“I like design but I don’t know anything about it. Probably I’ve seen some simple ’80s designs somewhere… And I like the Memphis, Tennessee song.”
What role does pattern play in these pieces?
“Maybe as germs on his sweater?”
What’s your process for creating these characters? Do they start out as simple shapes and then gain a personality? Or do you start with a story and then try to bring it to life?
“I play with simple shapes and then add some nice hair styles, peanut men, etc. Keeping them simple and abstract adds more mystery, so anyone looking at the piece can start to wonder about it. That way is more fun than creating a story behind each work.”

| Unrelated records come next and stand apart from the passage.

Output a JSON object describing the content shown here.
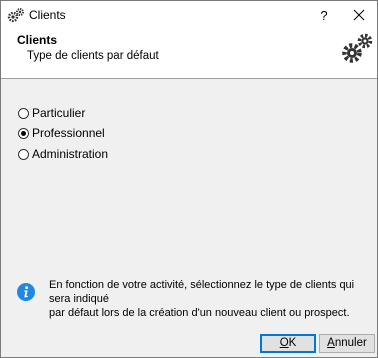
{
  "window": {
    "title": "Clients",
    "help_label": "?",
    "icon": "gear-icon",
    "close_icon": "close-icon"
  },
  "header": {
    "title": "Clients",
    "subtitle": "Type de clients par défaut",
    "icon": "gears-icon"
  },
  "client_types": [
    {
      "label": "Particulier",
      "checked": false
    },
    {
      "label": "Professionnel",
      "checked": true
    },
    {
      "label": "Administration",
      "checked": false
    }
  ],
  "info": {
    "icon": "info-icon",
    "line1": "En fonction de votre activité, sélectionnez le type de clients qui sera indiqué",
    "line2": "par défaut lors de la création d'un nouveau client ou prospect."
  },
  "buttons": {
    "ok_accel": "O",
    "ok_rest": "K",
    "cancel_accel": "A",
    "cancel_rest": "nnuler"
  },
  "colors": {
    "accent": "#0078d7",
    "info_blue": "#1e88e5",
    "gear": "#333333"
  }
}
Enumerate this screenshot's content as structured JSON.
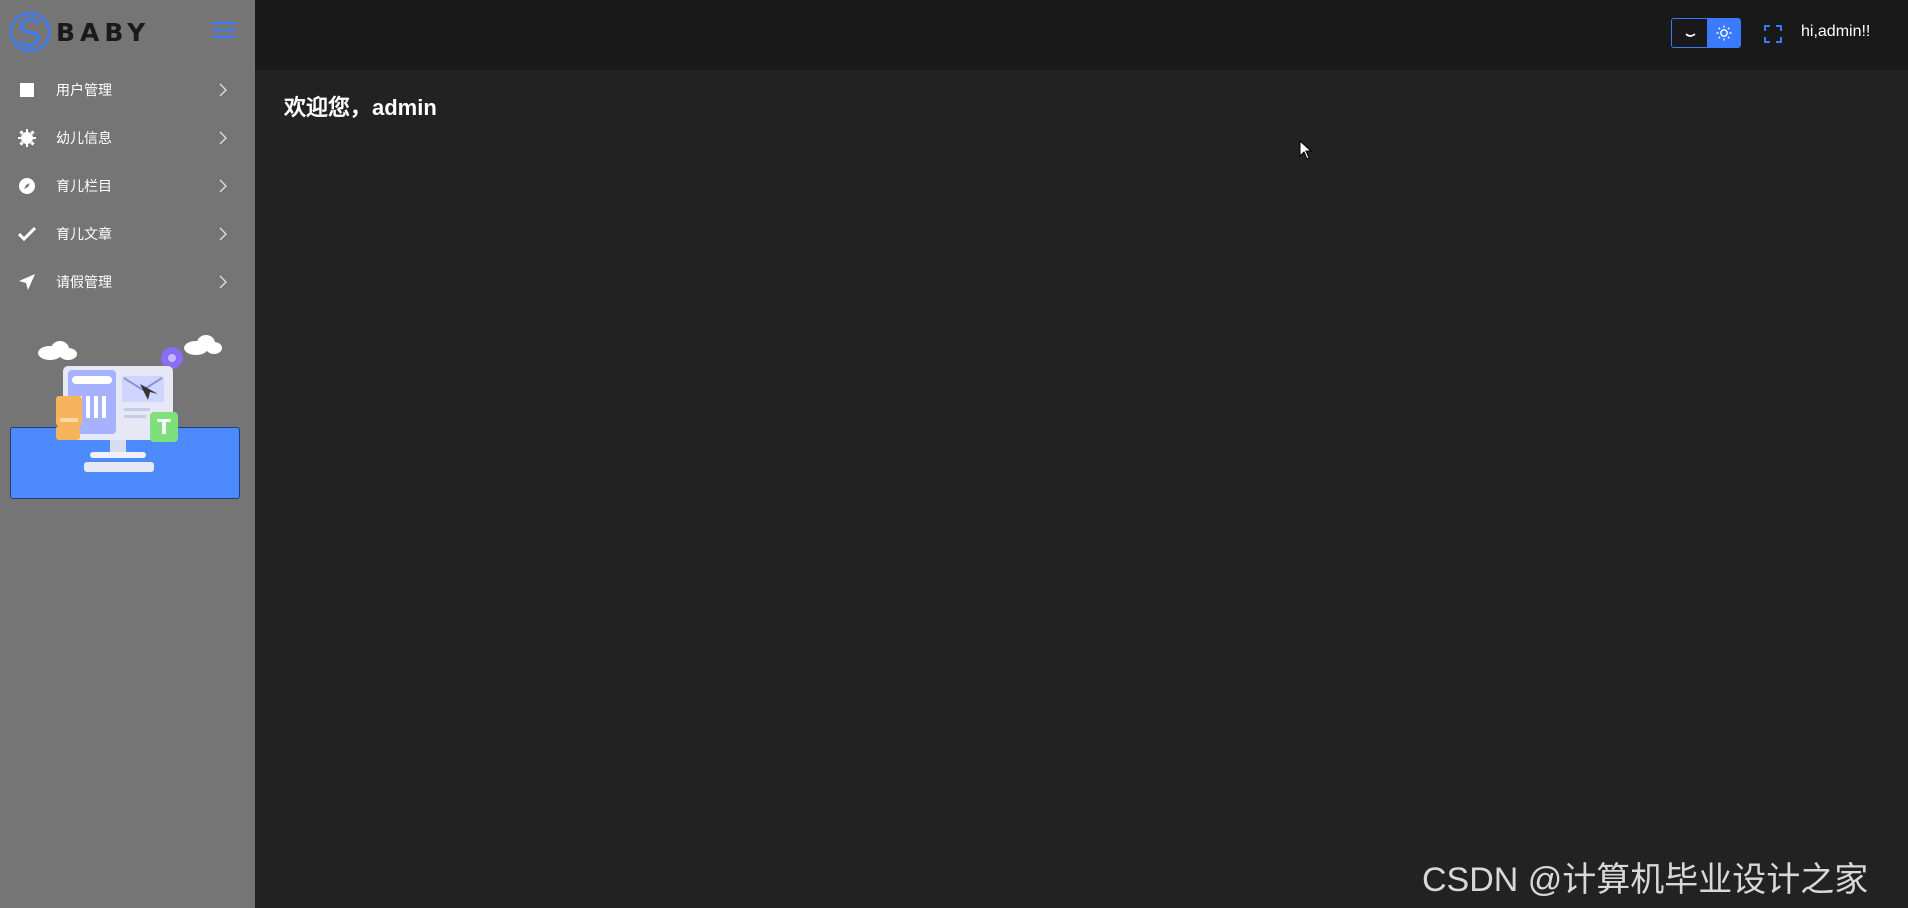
{
  "brand": {
    "name": "BABY",
    "accent": "#3a7afe"
  },
  "sidebar": {
    "items": [
      {
        "label": "用户管理",
        "icon": "square-icon"
      },
      {
        "label": "幼儿信息",
        "icon": "gear-icon"
      },
      {
        "label": "育儿栏目",
        "icon": "compass-icon"
      },
      {
        "label": "育儿文章",
        "icon": "check-icon"
      },
      {
        "label": "请假管理",
        "icon": "send-icon"
      }
    ]
  },
  "header": {
    "greeting": "hi,admin!!"
  },
  "main": {
    "welcome": "欢迎您，admin"
  },
  "watermark": "CSDN @计算机毕业设计之家"
}
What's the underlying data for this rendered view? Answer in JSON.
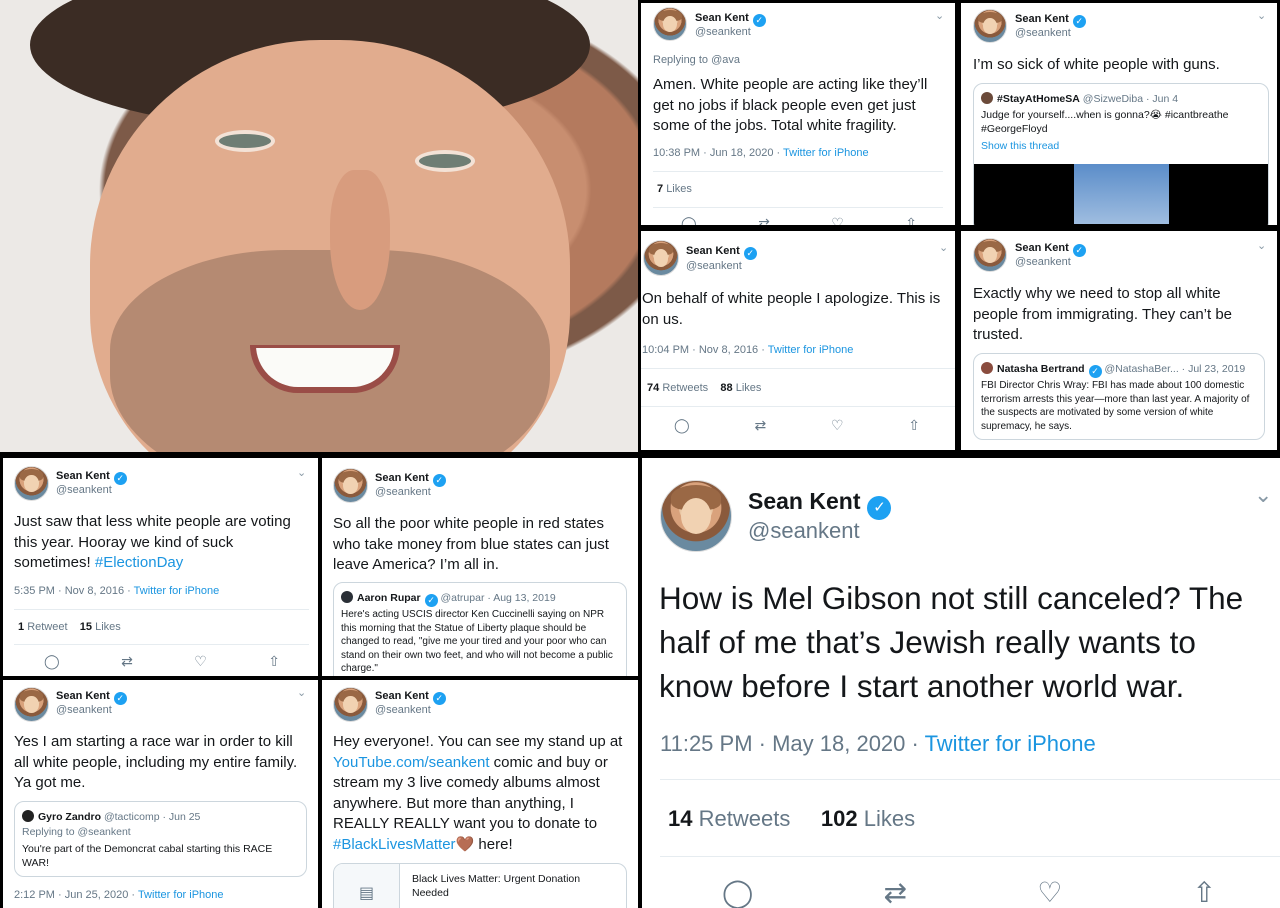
{
  "photo": {
    "alt_icon": "portrait-photo"
  },
  "t1": {
    "name": "Sean Kent",
    "handle": "@seankent",
    "reply": "Replying to @ava",
    "text": "Amen. White people are acting like they’ll get no jobs if black people even get just some of the jobs. Total white fragility.",
    "time": "10:38 PM · Jun 18, 2020 · ",
    "source": "Twitter for iPhone",
    "likes_num": "7",
    "likes_label": "Likes"
  },
  "t2": {
    "name": "Sean Kent",
    "handle": "@seankent",
    "text": "I’m so sick of white people with guns.",
    "quote": {
      "name": "#StayAtHomeSA",
      "handle": "@SizweDiba · Jun 4",
      "text": "Judge for yourself....when is gonna?😭 #icantbreathe #GeorgeFloyd",
      "show": "Show this thread"
    }
  },
  "t3": {
    "name": "Sean Kent",
    "handle": "@seankent",
    "text": "On behalf of white people I apologize. This is on us.",
    "time": "10:04 PM · Nov 8, 2016 · ",
    "source": "Twitter for iPhone",
    "rt_num": "74",
    "rt_label": "Retweets",
    "likes_num": "88",
    "likes_label": "Likes"
  },
  "t4": {
    "name": "Sean Kent",
    "handle": "@seankent",
    "text": "Exactly why we need to stop all white people from immigrating. They can’t be trusted.",
    "quote": {
      "name": "Natasha Bertrand",
      "handle": "@NatashaBer... · Jul 23, 2019",
      "text": "FBI Director Chris Wray: FBI has made about 100 domestic terrorism arrests this year—more than last year. A majority of the suspects are motivated by some version of white supremacy, he says."
    }
  },
  "t5": {
    "name": "Sean Kent",
    "handle": "@seankent",
    "text": "Just saw that less white people are voting this year. Hooray we kind of suck sometimes! ",
    "hashtag": "#ElectionDay",
    "time": "5:35 PM · Nov 8, 2016 · ",
    "source": "Twitter for iPhone",
    "rt_num": "1",
    "rt_label": "Retweet",
    "likes_num": "15",
    "likes_label": "Likes"
  },
  "t6": {
    "name": "Sean Kent",
    "handle": "@seankent",
    "text": "So all the poor white people in red states who take money from blue states can just leave America? I’m all in.",
    "quote": {
      "name": "Aaron Rupar",
      "handle": "@atrupar · Aug 13, 2019",
      "text": "Here's acting USCIS director Ken Cuccinelli saying on NPR this morning that the Statue of Liberty plaque should be changed to read, \"give me your tired and your poor who can stand on their own two feet, and who will not become a public charge.\""
    }
  },
  "t7": {
    "name": "Sean Kent",
    "handle": "@seankent",
    "text": "How is Mel Gibson not still canceled? The half of me that’s Jewish really wants to know before I start another world war.",
    "time": "11:25 PM · May 18, 2020 · ",
    "source": "Twitter for iPhone",
    "rt_num": "14",
    "rt_label": "Retweets",
    "likes_num": "102",
    "likes_label": "Likes"
  },
  "t8": {
    "name": "Sean Kent",
    "handle": "@seankent",
    "text": "Yes I am starting a race war in order to kill all white people, including my entire family. Ya got me.",
    "quote": {
      "name": "Gyro Zandro",
      "handle": "@tacticomp · Jun 25",
      "reply": "Replying to @seankent",
      "text": "You're part of the Demoncrat cabal starting this RACE WAR!"
    },
    "time": "2:12 PM · Jun 25, 2020 · ",
    "source": "Twitter for iPhone"
  },
  "t9": {
    "name": "Sean Kent",
    "handle": "@seankent",
    "text_a": "Hey everyone!. You can see my stand up at ",
    "link": "YouTube.com/seankent",
    "text_b": " comic and buy or stream my 3 live comedy albums almost anywhere. But more than anything, I REALLY REALLY want you to donate to ",
    "hashtag": "#BlackLivesMatter",
    "emoji": "🤎",
    "text_c": " here!",
    "card": "Black Lives Matter: Urgent Donation Needed"
  },
  "icons": {
    "reply": "reply-icon",
    "retweet": "retweet-icon",
    "like": "heart-icon",
    "share": "share-icon"
  },
  "colors": {
    "link": "#1b95e0",
    "verified": "#1da1f2",
    "secondary": "#657786"
  }
}
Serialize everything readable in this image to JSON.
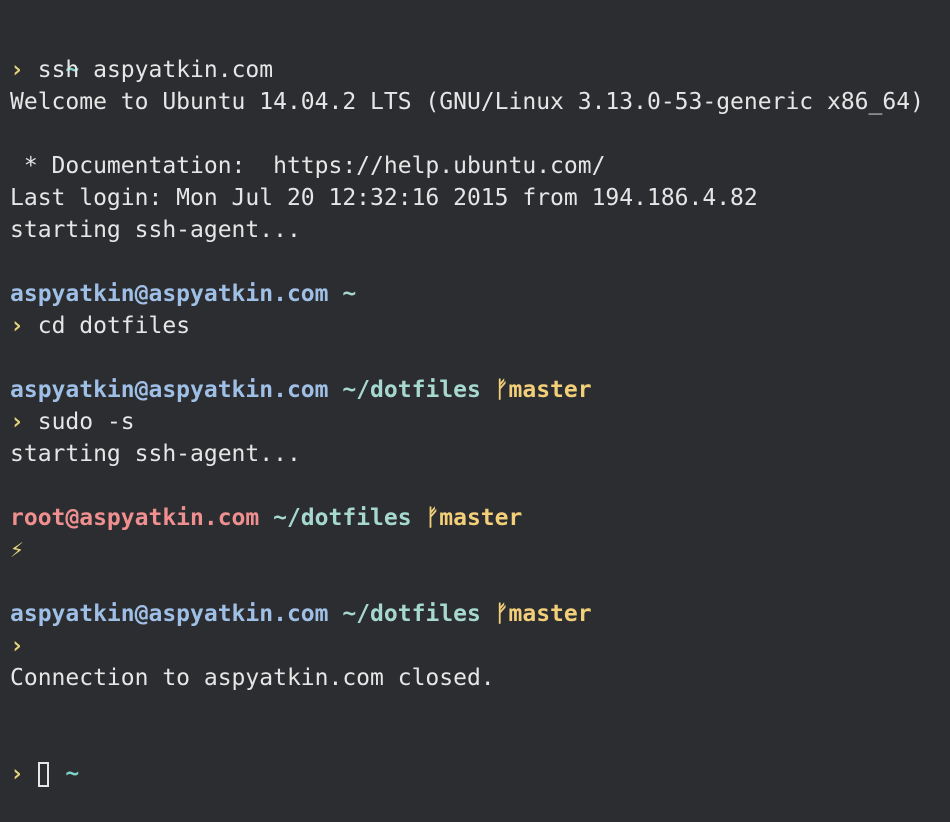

Tell me a bit about the materiality of the paintings, and how you incorporated 3-D elements like bits of yarn or paper. How were the colorful rag borders made?
“My drawings are always simple. So I started to think I could make some minimal works that use other materials as well. I traveled to Asia at the beginning of this year and collected things like fabric from a little village in the south of China, Tibetan traditional fabrics, Nepali rice bags, school paper from India, and Thai minority people’s costumes. I also had some findings from flea markets in Sweden. I chop them and glue them all together. I’m always looking for materials wherever I go. Last week I was in Beijing and an old homeless woman was selling uncut sheets of crazy-color printed game cards — that was all she had with her, and I got them all. For me, low-quality materials have more character than perfect materials.”
Are there places you find yourself going back to for inspiration, or if you feel like you need a new influence in your work?
“I travel between my exhibitions now, always looking for inspiration. I rode a two-hump camel in Mongolia today. The humps are so cute. I will ride them, no car.”
What’s your studio like? What kinds of things do you keep around you while you’re working?
“I like to have old craft and toy books and funny poofy dolls that I get inspired by. Wherever I travel I go find books; I don’t really have artist books. I only hang my friends works in the house, not in my studio. But goofy stuff is everywhere.”
Do you have any kind of personal rituals that have become part of your artistic process?
“I don’t like rules — I just play around with materials and move my hands. I don’t think too much to make. I only plan when I make big installations, but the planing isn’t so much about the details: I see what’s happening and keep on moving.”
Are there other disciplines you’re interested in experimenting with? I know you love fashion, for one thing.
“I already cook and make music, videos, and performances. At the moment I like fashion that’s functional, especially when I got to the mountains [of Mongolia]. But I’m still not used to wearing black clothes, so I don’t have black clothes. I’ll wear the village costume and ride a donkey to go get cucumbers. It would be fun to collaborate with a clothing line.”